* Work request: For each line of the material below, give that line again word for word.

Data records: Begin

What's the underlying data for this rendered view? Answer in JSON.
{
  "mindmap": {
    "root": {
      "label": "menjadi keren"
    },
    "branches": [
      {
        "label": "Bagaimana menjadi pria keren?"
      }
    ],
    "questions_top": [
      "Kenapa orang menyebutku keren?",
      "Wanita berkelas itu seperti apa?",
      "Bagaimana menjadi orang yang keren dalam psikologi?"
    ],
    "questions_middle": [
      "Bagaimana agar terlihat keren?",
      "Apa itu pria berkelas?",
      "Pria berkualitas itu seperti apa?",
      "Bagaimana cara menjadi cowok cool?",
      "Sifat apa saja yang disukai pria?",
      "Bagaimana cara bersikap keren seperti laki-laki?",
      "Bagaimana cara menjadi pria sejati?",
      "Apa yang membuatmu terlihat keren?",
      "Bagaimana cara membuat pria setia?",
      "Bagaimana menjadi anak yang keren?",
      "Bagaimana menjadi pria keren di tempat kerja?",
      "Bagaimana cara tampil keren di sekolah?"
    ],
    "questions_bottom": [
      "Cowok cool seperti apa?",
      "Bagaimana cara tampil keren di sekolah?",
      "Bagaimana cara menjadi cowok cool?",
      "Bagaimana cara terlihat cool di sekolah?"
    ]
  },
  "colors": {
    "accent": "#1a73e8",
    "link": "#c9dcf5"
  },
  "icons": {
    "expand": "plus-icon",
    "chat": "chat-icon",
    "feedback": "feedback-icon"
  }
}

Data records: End

* Exercise solution:
What's the underlying data for this rendered view? Answer in JSON.
{
  "mindmap": {
    "root": {
      "label": "menjadi keren"
    },
    "branches": [
      {
        "label": "Bagaimana menjadi pria keren?"
      }
    ],
    "questions_top": [
      "Kenapa orang menyebutku keren?",
      "Wanita berkelas itu seperti apa?",
      "Bagaimana menjadi orang yang keren dalam psikologi?"
    ],
    "questions_middle": [
      "Bagaimana agar terlihat keren?",
      "Apa itu pria berkelas?",
      "Pria berkualitas itu seperti apa?",
      "Bagaimana cara menjadi cowok cool?",
      "Sifat apa saja yang disukai pria?",
      "Bagaimana cara bersikap keren seperti laki-laki?",
      "Bagaimana cara menjadi pria sejati?",
      "Apa yang membuatmu terlihat keren?",
      "Bagaimana cara membuat pria setia?",
      "Bagaimana menjadi anak yang keren?",
      "Bagaimana menjadi pria keren di tempat kerja?",
      "Bagaimana cara tampil keren di sekolah?"
    ],
    "questions_bottom": [
      "Cowok cool seperti apa?",
      "Bagaimana cara tampil keren di sekolah?",
      "Bagaimana cara menjadi cowok cool?",
      "Bagaimana cara terlihat cool di sekolah?"
    ]
  },
  "colors": {
    "accent": "#1a73e8",
    "link": "#c9dcf5"
  },
  "icons": {
    "expand": "plus-icon",
    "chat": "chat-icon",
    "feedback": "feedback-icon"
  }
}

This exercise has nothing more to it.